What you should do »
Repeat each entry in the listing word for word.

Material provided »
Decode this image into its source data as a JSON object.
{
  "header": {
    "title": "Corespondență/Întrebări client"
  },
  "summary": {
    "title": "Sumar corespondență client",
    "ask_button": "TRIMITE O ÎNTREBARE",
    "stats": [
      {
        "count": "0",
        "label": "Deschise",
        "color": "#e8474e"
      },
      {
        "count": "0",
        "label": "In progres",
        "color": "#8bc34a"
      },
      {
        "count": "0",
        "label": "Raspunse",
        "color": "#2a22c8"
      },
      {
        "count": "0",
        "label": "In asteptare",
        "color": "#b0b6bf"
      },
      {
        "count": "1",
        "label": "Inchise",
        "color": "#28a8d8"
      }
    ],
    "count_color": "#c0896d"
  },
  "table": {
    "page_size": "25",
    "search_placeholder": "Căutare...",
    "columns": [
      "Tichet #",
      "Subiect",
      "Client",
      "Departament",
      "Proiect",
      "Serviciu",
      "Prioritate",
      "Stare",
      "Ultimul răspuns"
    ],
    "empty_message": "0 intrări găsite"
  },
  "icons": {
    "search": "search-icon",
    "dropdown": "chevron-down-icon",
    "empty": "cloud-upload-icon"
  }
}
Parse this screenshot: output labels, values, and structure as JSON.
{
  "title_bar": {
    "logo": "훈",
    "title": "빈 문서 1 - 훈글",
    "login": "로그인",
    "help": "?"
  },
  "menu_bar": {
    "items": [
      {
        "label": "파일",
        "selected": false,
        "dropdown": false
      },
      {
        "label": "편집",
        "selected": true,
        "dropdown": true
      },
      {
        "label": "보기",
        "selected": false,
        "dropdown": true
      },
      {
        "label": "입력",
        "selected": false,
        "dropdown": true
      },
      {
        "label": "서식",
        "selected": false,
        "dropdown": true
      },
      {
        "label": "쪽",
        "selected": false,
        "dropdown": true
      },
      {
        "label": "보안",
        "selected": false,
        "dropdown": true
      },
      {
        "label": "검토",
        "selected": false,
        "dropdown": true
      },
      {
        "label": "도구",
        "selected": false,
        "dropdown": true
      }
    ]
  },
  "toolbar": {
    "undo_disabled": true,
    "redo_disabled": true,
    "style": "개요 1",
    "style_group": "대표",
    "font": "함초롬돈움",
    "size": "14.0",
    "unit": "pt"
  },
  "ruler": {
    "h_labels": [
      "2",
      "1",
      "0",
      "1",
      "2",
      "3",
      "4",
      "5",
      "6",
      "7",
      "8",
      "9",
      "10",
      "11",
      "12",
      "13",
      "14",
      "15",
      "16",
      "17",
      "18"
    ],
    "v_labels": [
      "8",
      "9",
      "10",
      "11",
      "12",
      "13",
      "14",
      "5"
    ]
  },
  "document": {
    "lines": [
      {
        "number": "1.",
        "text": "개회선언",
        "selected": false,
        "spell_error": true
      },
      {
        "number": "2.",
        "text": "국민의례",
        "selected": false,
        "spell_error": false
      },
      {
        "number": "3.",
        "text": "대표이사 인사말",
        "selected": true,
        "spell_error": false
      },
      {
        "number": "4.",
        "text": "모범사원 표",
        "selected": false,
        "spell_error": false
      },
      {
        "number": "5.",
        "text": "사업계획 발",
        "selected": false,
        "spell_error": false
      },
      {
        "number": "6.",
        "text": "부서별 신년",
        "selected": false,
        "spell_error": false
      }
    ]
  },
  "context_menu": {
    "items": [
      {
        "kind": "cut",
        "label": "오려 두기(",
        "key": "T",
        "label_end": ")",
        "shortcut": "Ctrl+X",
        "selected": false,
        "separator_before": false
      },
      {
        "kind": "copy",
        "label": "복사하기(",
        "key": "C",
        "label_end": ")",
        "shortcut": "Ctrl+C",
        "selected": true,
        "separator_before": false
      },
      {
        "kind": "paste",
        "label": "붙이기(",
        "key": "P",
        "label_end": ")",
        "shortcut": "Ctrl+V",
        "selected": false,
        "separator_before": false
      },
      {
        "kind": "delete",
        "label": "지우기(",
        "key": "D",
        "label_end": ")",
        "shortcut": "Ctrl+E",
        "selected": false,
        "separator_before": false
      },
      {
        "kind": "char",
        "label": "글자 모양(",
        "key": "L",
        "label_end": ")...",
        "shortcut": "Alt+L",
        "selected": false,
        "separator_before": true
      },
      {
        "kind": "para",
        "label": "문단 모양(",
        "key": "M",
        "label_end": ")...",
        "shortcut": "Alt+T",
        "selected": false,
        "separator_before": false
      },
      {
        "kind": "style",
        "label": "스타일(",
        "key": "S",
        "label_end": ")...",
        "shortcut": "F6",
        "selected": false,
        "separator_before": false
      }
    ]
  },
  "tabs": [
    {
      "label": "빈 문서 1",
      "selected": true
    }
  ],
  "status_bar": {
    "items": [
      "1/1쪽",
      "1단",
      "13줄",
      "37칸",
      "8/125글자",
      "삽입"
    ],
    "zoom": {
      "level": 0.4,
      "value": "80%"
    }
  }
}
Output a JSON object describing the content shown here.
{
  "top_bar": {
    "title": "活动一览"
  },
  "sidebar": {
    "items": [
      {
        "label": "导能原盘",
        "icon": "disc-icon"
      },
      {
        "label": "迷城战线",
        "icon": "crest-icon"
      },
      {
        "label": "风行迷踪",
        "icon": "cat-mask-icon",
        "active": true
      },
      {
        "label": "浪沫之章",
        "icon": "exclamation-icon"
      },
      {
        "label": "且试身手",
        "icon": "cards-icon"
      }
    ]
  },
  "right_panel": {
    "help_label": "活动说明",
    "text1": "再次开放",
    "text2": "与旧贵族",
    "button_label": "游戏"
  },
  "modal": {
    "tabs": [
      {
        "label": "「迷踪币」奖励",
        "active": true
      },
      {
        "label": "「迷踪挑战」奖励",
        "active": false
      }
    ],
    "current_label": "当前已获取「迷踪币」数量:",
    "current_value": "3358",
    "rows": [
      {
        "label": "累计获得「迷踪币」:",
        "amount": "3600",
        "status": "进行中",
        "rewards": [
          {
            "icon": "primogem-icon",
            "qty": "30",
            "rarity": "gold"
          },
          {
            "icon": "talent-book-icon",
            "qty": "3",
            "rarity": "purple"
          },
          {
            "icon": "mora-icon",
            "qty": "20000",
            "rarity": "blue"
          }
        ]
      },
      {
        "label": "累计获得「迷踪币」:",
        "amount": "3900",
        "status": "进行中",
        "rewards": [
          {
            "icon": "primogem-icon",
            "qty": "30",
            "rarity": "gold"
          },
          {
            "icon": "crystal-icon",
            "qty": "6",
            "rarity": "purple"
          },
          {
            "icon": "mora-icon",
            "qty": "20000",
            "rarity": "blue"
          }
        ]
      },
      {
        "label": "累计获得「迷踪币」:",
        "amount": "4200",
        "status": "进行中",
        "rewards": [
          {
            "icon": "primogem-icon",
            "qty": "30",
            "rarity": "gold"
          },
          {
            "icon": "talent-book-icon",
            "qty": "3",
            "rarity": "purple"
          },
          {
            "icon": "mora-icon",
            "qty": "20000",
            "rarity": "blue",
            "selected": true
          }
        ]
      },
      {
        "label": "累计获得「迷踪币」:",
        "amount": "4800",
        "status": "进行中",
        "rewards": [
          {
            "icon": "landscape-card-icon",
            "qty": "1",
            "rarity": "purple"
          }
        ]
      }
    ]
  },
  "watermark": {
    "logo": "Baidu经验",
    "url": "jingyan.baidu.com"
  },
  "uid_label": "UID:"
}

Output »
Decode this image into its source data as a JSON object.
{
  "header": {
    "title": "Corespondență/Întrebări client"
  },
  "summary": {
    "title": "Sumar corespondență client",
    "ask_button": "TRIMITE O ÎNTREBARE",
    "stats": [
      {
        "count": "0",
        "label": "Deschise",
        "color": "#e8474e"
      },
      {
        "count": "0",
        "label": "In progres",
        "color": "#8bc34a"
      },
      {
        "count": "0",
        "label": "Raspunse",
        "color": "#2a22c8"
      },
      {
        "count": "0",
        "label": "In asteptare",
        "color": "#b0b6bf"
      },
      {
        "count": "1",
        "label": "Inchise",
        "color": "#28a8d8"
      }
    ],
    "count_color": "#c0896d"
  },
  "table": {
    "page_size": "25",
    "search_placeholder": "Căutare...",
    "columns": [
      "Tichet #",
      "Subiect",
      "Client",
      "Departament",
      "Proiect",
      "Serviciu",
      "Prioritate",
      "Stare",
      "Ultimul răspuns"
    ],
    "empty_message": "0 intrări găsite"
  },
  "icons": {
    "search": "search-icon",
    "dropdown": "chevron-down-icon",
    "empty": "cloud-upload-icon"
  }
}
Parse this screenshot: output labels, values, and structure as JSON.
{
  "title_bar": {
    "logo": "훈",
    "title": "빈 문서 1 - 훈글",
    "login": "로그인",
    "help": "?"
  },
  "menu_bar": {
    "items": [
      {
        "label": "파일",
        "selected": false,
        "dropdown": false
      },
      {
        "label": "편집",
        "selected": true,
        "dropdown": true
      },
      {
        "label": "보기",
        "selected": false,
        "dropdown": true
      },
      {
        "label": "입력",
        "selected": false,
        "dropdown": true
      },
      {
        "label": "서식",
        "selected": false,
        "dropdown": true
      },
      {
        "label": "쪽",
        "selected": false,
        "dropdown": true
      },
      {
        "label": "보안",
        "selected": false,
        "dropdown": true
      },
      {
        "label": "검토",
        "selected": false,
        "dropdown": true
      },
      {
        "label": "도구",
        "selected": false,
        "dropdown": true
      }
    ]
  },
  "toolbar": {
    "undo_disabled": true,
    "redo_disabled": true,
    "style": "개요 1",
    "style_group": "대표",
    "font": "함초롬돈움",
    "size": "14.0",
    "unit": "pt"
  },
  "ruler": {
    "h_labels": [
      "2",
      "1",
      "0",
      "1",
      "2",
      "3",
      "4",
      "5",
      "6",
      "7",
      "8",
      "9",
      "10",
      "11",
      "12",
      "13",
      "14",
      "15",
      "16",
      "17",
      "18"
    ],
    "v_labels": [
      "8",
      "9",
      "10",
      "11",
      "12",
      "13",
      "14",
      "5"
    ]
  },
  "document": {
    "lines": [
      {
        "number": "1.",
        "text": "개회선언",
        "selected": false,
        "spell_error": true
      },
      {
        "number": "2.",
        "text": "국민의례",
        "selected": false,
        "spell_error": false
      },
      {
        "number": "3.",
        "text": "대표이사 인사말",
        "selected": true,
        "spell_error": false
      },
      {
        "number": "4.",
        "text": "모범사원 표",
        "selected": false,
        "spell_error": false
      },
      {
        "number": "5.",
        "text": "사업계획 발",
        "selected": false,
        "spell_error": false
      },
      {
        "number": "6.",
        "text": "부서별 신년",
        "selected": false,
        "spell_error": false
      }
    ]
  },
  "context_menu": {
    "items": [
      {
        "kind": "cut",
        "label": "오려 두기(",
        "key": "T",
        "label_end": ")",
        "shortcut": "Ctrl+X",
        "selected": false,
        "separator_before": false
      },
      {
        "kind": "copy",
        "label": "복사하기(",
        "key": "C",
        "label_end": ")",
        "shortcut": "Ctrl+C",
        "selected": true,
        "separator_before": false
      },
      {
        "kind": "paste",
        "label": "붙이기(",
        "key": "P",
        "label_end": ")",
        "shortcut": "Ctrl+V",
        "selected": false,
        "separator_before": false
      },
      {
        "kind": "delete",
        "label": "지우기(",
        "key": "D",
        "label_end": ")",
        "shortcut": "Ctrl+E",
        "selected": false,
        "separator_before": false
      },
      {
        "kind": "char",
        "label": "글자 모양(",
        "key": "L",
        "label_end": ")...",
        "shortcut": "Alt+L",
        "selected": false,
        "separator_before": true
      },
      {
        "kind": "para",
        "label": "문단 모양(",
        "key": "M",
        "label_end": ")...",
        "shortcut": "Alt+T",
        "selected": false,
        "separator_before": false
      },
      {
        "kind": "style",
        "label": "스타일(",
        "key": "S",
        "label_end": ")...",
        "shortcut": "F6",
        "selected": false,
        "separator_before": false
      }
    ]
  },
  "tabs": [
    {
      "label": "빈 문서 1",
      "selected": true
    }
  ],
  "status_bar": {
    "items": [
      "1/1쪽",
      "1단",
      "13줄",
      "37칸",
      "8/125글자",
      "삽입"
    ],
    "zoom": {
      "level": 0.4,
      "value": "80%"
    }
  }
}
Output a JSON object describing the content shown here.
{
  "top_bar": {
    "title": "活动一览"
  },
  "sidebar": {
    "items": [
      {
        "label": "导能原盘",
        "icon": "disc-icon"
      },
      {
        "label": "迷城战线",
        "icon": "crest-icon"
      },
      {
        "label": "风行迷踪",
        "icon": "cat-mask-icon",
        "active": true
      },
      {
        "label": "浪沫之章",
        "icon": "exclamation-icon"
      },
      {
        "label": "且试身手",
        "icon": "cards-icon"
      }
    ]
  },
  "right_panel": {
    "help_label": "活动说明",
    "text1": "再次开放",
    "text2": "与旧贵族",
    "button_label": "游戏"
  },
  "modal": {
    "tabs": [
      {
        "label": "「迷踪币」奖励",
        "active": true
      },
      {
        "label": "「迷踪挑战」奖励",
        "active": false
      }
    ],
    "current_label": "当前已获取「迷踪币」数量:",
    "current_value": "3358",
    "rows": [
      {
        "label": "累计获得「迷踪币」:",
        "amount": "3600",
        "status": "进行中",
        "rewards": [
          {
            "icon": "primogem-icon",
            "qty": "30",
            "rarity": "gold"
          },
          {
            "icon": "talent-book-icon",
            "qty": "3",
            "rarity": "purple"
          },
          {
            "icon": "mora-icon",
            "qty": "20000",
            "rarity": "blue"
          }
        ]
      },
      {
        "label": "累计获得「迷踪币」:",
        "amount": "3900",
        "status": "进行中",
        "rewards": [
          {
            "icon": "primogem-icon",
            "qty": "30",
            "rarity": "gold"
          },
          {
            "icon": "crystal-icon",
            "qty": "6",
            "rarity": "purple"
          },
          {
            "icon": "mora-icon",
            "qty": "20000",
            "rarity": "blue"
          }
        ]
      },
      {
        "label": "累计获得「迷踪币」:",
        "amount": "4200",
        "status": "进行中",
        "rewards": [
          {
            "icon": "primogem-icon",
            "qty": "30",
            "rarity": "gold"
          },
          {
            "icon": "talent-book-icon",
            "qty": "3",
            "rarity": "purple"
          },
          {
            "icon": "mora-icon",
            "qty": "20000",
            "rarity": "blue",
            "selected": true
          }
        ]
      },
      {
        "label": "累计获得「迷踪币」:",
        "amount": "4800",
        "status": "进行中",
        "rewards": [
          {
            "icon": "landscape-card-icon",
            "qty": "1",
            "rarity": "purple"
          }
        ]
      }
    ]
  },
  "watermark": {
    "logo": "Baidu经验",
    "url": "jingyan.baidu.com"
  },
  "uid_label": "UID:"
}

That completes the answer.